» What is being asked
Copy each line below in which the string "arrow" appears.

Web page and app entries:
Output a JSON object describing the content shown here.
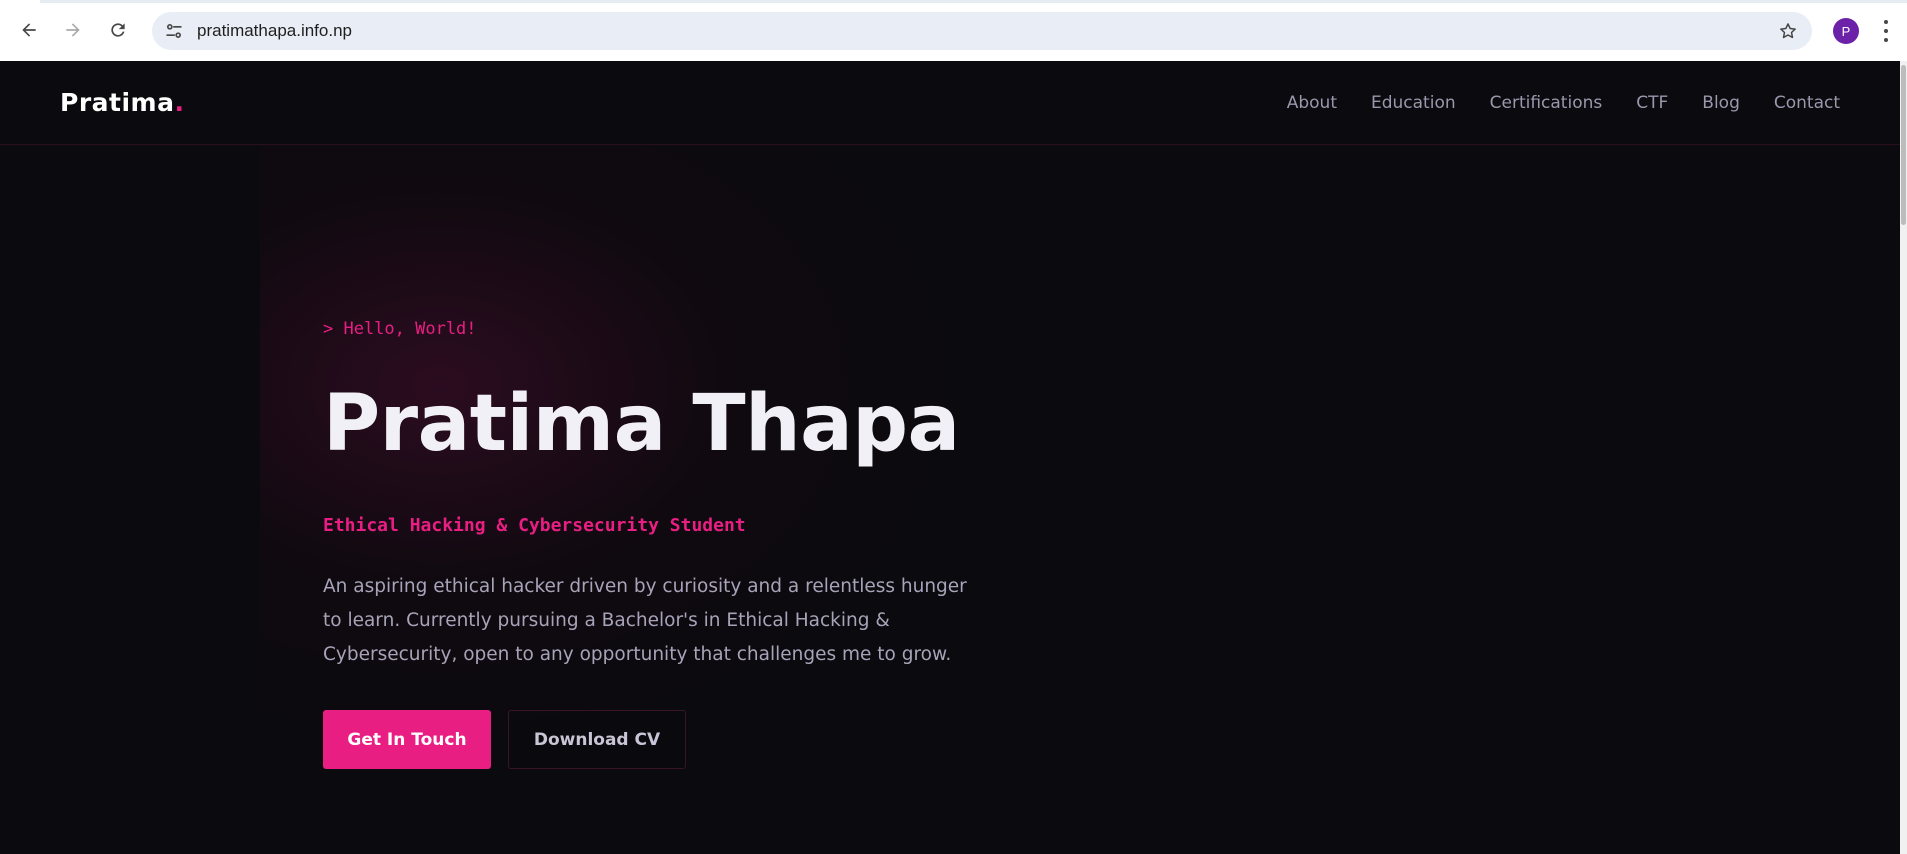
{
  "browser": {
    "url": "pratimathapa.info.np",
    "profile_initial": "P"
  },
  "icons": {
    "back": "arrow-left-icon",
    "forward": "arrow-right-icon",
    "reload": "reload-icon",
    "site_info": "tune-icon",
    "bookmark": "star-icon",
    "menu": "kebab-menu-icon"
  },
  "site": {
    "logo_text": "Pratima",
    "logo_dot": ".",
    "nav": [
      "About",
      "Education",
      "Certifications",
      "CTF",
      "Blog",
      "Contact"
    ]
  },
  "hero": {
    "greeting": "> Hello, World!",
    "name": "Pratima Thapa",
    "role": "Ethical Hacking & Cybersecurity Student",
    "bio": "An aspiring ethical hacker driven by curiosity and a relentless hunger to learn. Currently pursuing a Bachelor's in Ethical Hacking & Cybersecurity, open to any opportunity that challenges me to grow.",
    "primary_button": "Get In Touch",
    "secondary_button": "Download CV"
  },
  "colors": {
    "accent": "#e91e82",
    "background": "#0b0a0e",
    "heading": "#f2f0f7",
    "muted": "#a7a3b8"
  }
}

» Task answer
    "back": "arrow-left-icon",
    "forward": "arrow-right-icon",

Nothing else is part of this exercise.